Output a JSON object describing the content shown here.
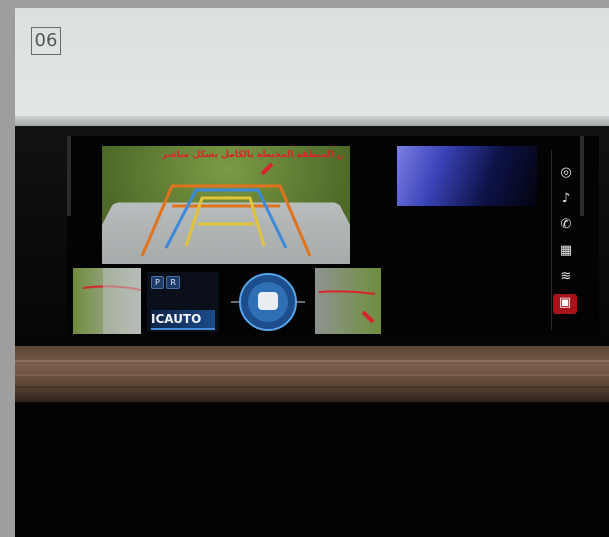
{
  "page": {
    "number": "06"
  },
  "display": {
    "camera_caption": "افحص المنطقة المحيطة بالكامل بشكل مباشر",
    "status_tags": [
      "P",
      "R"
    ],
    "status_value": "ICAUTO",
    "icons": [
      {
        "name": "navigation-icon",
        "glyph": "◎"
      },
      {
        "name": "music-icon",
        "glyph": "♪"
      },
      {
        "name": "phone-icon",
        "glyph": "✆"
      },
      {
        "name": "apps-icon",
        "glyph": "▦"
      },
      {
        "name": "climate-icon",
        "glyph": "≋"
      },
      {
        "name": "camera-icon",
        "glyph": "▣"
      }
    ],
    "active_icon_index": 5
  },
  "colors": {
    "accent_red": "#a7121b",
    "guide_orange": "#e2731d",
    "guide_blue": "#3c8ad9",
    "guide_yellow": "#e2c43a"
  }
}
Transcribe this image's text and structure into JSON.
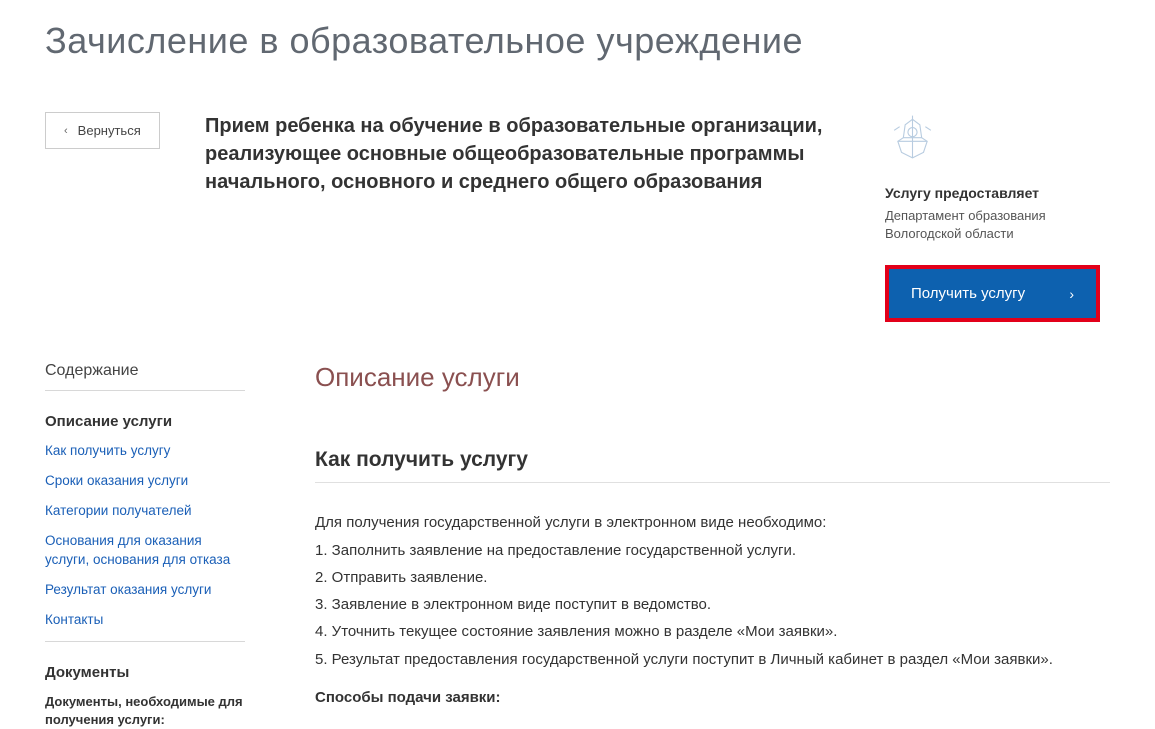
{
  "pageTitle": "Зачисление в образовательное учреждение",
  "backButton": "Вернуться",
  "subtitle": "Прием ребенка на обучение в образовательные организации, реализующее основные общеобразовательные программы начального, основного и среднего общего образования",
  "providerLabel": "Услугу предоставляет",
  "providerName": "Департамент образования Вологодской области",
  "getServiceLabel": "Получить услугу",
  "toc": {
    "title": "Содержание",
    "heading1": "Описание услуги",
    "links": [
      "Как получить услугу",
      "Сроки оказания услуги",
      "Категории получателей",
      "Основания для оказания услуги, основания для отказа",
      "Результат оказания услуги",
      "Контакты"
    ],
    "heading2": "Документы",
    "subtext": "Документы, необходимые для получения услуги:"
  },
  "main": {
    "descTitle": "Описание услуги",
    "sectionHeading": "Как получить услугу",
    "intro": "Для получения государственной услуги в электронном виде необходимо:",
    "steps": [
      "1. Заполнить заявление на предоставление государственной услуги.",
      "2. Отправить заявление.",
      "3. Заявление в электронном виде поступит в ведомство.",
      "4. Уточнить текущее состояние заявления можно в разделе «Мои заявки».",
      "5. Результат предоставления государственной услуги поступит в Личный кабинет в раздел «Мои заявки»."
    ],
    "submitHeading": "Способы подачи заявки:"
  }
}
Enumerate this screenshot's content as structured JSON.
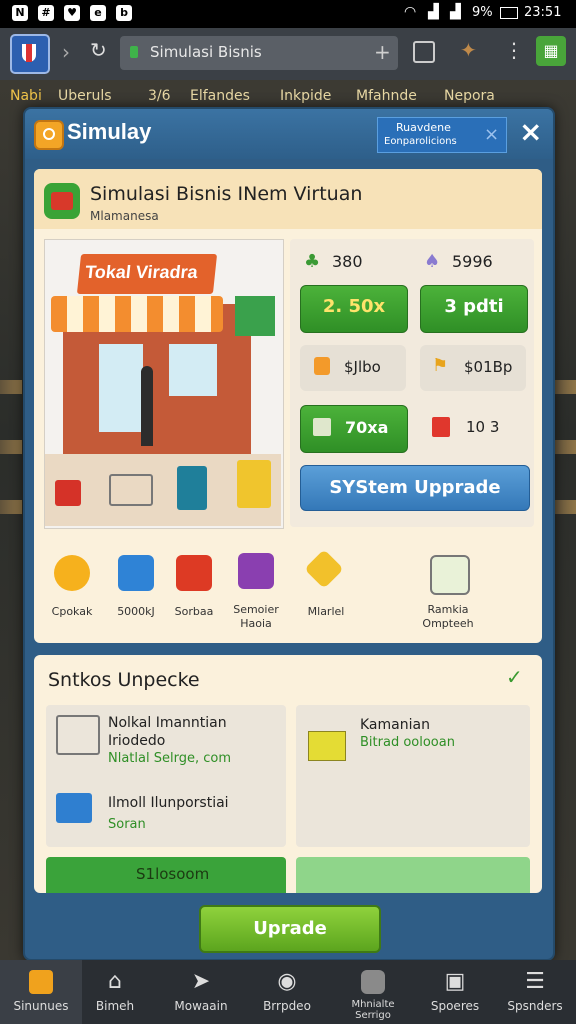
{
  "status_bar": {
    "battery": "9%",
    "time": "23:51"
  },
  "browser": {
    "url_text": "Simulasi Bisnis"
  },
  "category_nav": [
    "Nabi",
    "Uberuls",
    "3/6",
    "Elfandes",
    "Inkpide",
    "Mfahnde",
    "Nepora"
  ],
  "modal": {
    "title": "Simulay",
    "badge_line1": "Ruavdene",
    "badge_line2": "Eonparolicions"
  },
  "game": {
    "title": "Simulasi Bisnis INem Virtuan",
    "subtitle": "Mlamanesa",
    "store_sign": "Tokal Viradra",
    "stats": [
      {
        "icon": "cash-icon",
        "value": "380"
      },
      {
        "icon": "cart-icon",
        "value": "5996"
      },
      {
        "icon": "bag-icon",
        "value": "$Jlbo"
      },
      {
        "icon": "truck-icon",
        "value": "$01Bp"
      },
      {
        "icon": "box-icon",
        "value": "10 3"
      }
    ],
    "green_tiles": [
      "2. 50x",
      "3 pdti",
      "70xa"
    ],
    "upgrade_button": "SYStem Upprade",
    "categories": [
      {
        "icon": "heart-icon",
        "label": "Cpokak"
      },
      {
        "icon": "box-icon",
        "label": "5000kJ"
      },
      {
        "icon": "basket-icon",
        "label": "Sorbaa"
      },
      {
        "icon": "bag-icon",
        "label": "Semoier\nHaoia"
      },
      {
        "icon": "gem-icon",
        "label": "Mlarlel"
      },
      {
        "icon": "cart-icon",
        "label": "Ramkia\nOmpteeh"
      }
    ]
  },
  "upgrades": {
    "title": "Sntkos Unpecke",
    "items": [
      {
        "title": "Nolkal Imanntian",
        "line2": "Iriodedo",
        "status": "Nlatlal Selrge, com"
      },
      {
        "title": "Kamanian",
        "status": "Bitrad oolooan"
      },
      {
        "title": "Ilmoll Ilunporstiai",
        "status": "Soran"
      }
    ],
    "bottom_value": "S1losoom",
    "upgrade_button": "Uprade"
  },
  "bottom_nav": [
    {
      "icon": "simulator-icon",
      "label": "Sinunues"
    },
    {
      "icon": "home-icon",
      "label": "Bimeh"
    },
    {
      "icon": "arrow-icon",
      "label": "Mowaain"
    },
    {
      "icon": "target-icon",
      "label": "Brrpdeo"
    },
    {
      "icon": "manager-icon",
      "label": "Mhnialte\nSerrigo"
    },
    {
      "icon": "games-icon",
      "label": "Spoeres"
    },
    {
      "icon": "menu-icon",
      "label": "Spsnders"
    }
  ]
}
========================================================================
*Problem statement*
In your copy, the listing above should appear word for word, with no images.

*Result of the exercise*
Output a JSON object describing the content shown here.
{
  "page": {
    "number": "06"
  },
  "display": {
    "camera_caption": "افحص المنطقة المحيطة بالكامل بشكل مباشر",
    "status_tags": [
      "P",
      "R"
    ],
    "status_value": "ICAUTO",
    "icons": [
      {
        "name": "navigation-icon",
        "glyph": "◎"
      },
      {
        "name": "music-icon",
        "glyph": "♪"
      },
      {
        "name": "phone-icon",
        "glyph": "✆"
      },
      {
        "name": "apps-icon",
        "glyph": "▦"
      },
      {
        "name": "climate-icon",
        "glyph": "≋"
      },
      {
        "name": "camera-icon",
        "glyph": "▣"
      }
    ],
    "active_icon_index": 5
  },
  "colors": {
    "accent_red": "#a7121b",
    "guide_orange": "#e2731d",
    "guide_blue": "#3c8ad9",
    "guide_yellow": "#e2c43a"
  }
}
Transcribe this image's text and structure into JSON.
{
  "pageTitle": "Зачисление в образовательное учреждение",
  "backButton": "Вернуться",
  "subtitle": "Прием ребенка на обучение в образовательные организации, реализующее основные общеобразовательные программы начального, основного и среднего общего образования",
  "providerLabel": "Услугу предоставляет",
  "providerName": "Департамент образования Вологодской области",
  "getServiceLabel": "Получить услугу",
  "toc": {
    "title": "Содержание",
    "heading1": "Описание услуги",
    "links": [
      "Как получить услугу",
      "Сроки оказания услуги",
      "Категории получателей",
      "Основания для оказания услуги, основания для отказа",
      "Результат оказания услуги",
      "Контакты"
    ],
    "heading2": "Документы",
    "subtext": "Документы, необходимые для получения услуги:"
  },
  "main": {
    "descTitle": "Описание услуги",
    "sectionHeading": "Как получить услугу",
    "intro": "Для получения государственной услуги в электронном виде необходимо:",
    "steps": [
      "1. Заполнить заявление на предоставление государственной услуги.",
      "2. Отправить заявление.",
      "3. Заявление в электронном виде поступит в ведомство.",
      "4. Уточнить текущее состояние заявления можно в разделе «Мои заявки».",
      "5. Результат предоставления государственной услуги поступит в Личный кабинет в раздел «Мои заявки»."
    ],
    "submitHeading": "Способы подачи заявки:"
  }
}
Enumerate this screenshot's content as structured JSON.
{
  "status_bar": {
    "battery": "9%",
    "time": "23:51"
  },
  "browser": {
    "url_text": "Simulasi Bisnis"
  },
  "category_nav": [
    "Nabi",
    "Uberuls",
    "3/6",
    "Elfandes",
    "Inkpide",
    "Mfahnde",
    "Nepora"
  ],
  "modal": {
    "title": "Simulay",
    "badge_line1": "Ruavdene",
    "badge_line2": "Eonparolicions"
  },
  "game": {
    "title": "Simulasi Bisnis INem Virtuan",
    "subtitle": "Mlamanesa",
    "store_sign": "Tokal Viradra",
    "stats": [
      {
        "icon": "cash-icon",
        "value": "380"
      },
      {
        "icon": "cart-icon",
        "value": "5996"
      },
      {
        "icon": "bag-icon",
        "value": "$Jlbo"
      },
      {
        "icon": "truck-icon",
        "value": "$01Bp"
      },
      {
        "icon": "box-icon",
        "value": "10 3"
      }
    ],
    "green_tiles": [
      "2. 50x",
      "3 pdti",
      "70xa"
    ],
    "upgrade_button": "SYStem Upprade",
    "categories": [
      {
        "icon": "heart-icon",
        "label": "Cpokak"
      },
      {
        "icon": "box-icon",
        "label": "5000kJ"
      },
      {
        "icon": "basket-icon",
        "label": "Sorbaa"
      },
      {
        "icon": "bag-icon",
        "label": "Semoier\nHaoia"
      },
      {
        "icon": "gem-icon",
        "label": "Mlarlel"
      },
      {
        "icon": "cart-icon",
        "label": "Ramkia\nOmpteeh"
      }
    ]
  },
  "upgrades": {
    "title": "Sntkos Unpecke",
    "items": [
      {
        "title": "Nolkal Imanntian",
        "line2": "Iriodedo",
        "status": "Nlatlal Selrge, com"
      },
      {
        "title": "Kamanian",
        "status": "Bitrad oolooan"
      },
      {
        "title": "Ilmoll Ilunporstiai",
        "status": "Soran"
      }
    ],
    "bottom_value": "S1losoom",
    "upgrade_button": "Uprade"
  },
  "bottom_nav": [
    {
      "icon": "simulator-icon",
      "label": "Sinunues"
    },
    {
      "icon": "home-icon",
      "label": "Bimeh"
    },
    {
      "icon": "arrow-icon",
      "label": "Mowaain"
    },
    {
      "icon": "target-icon",
      "label": "Brrpdeo"
    },
    {
      "icon": "manager-icon",
      "label": "Mhnialte\nSerrigo"
    },
    {
      "icon": "games-icon",
      "label": "Spoeres"
    },
    {
      "icon": "menu-icon",
      "label": "Spsnders"
    }
  ]
}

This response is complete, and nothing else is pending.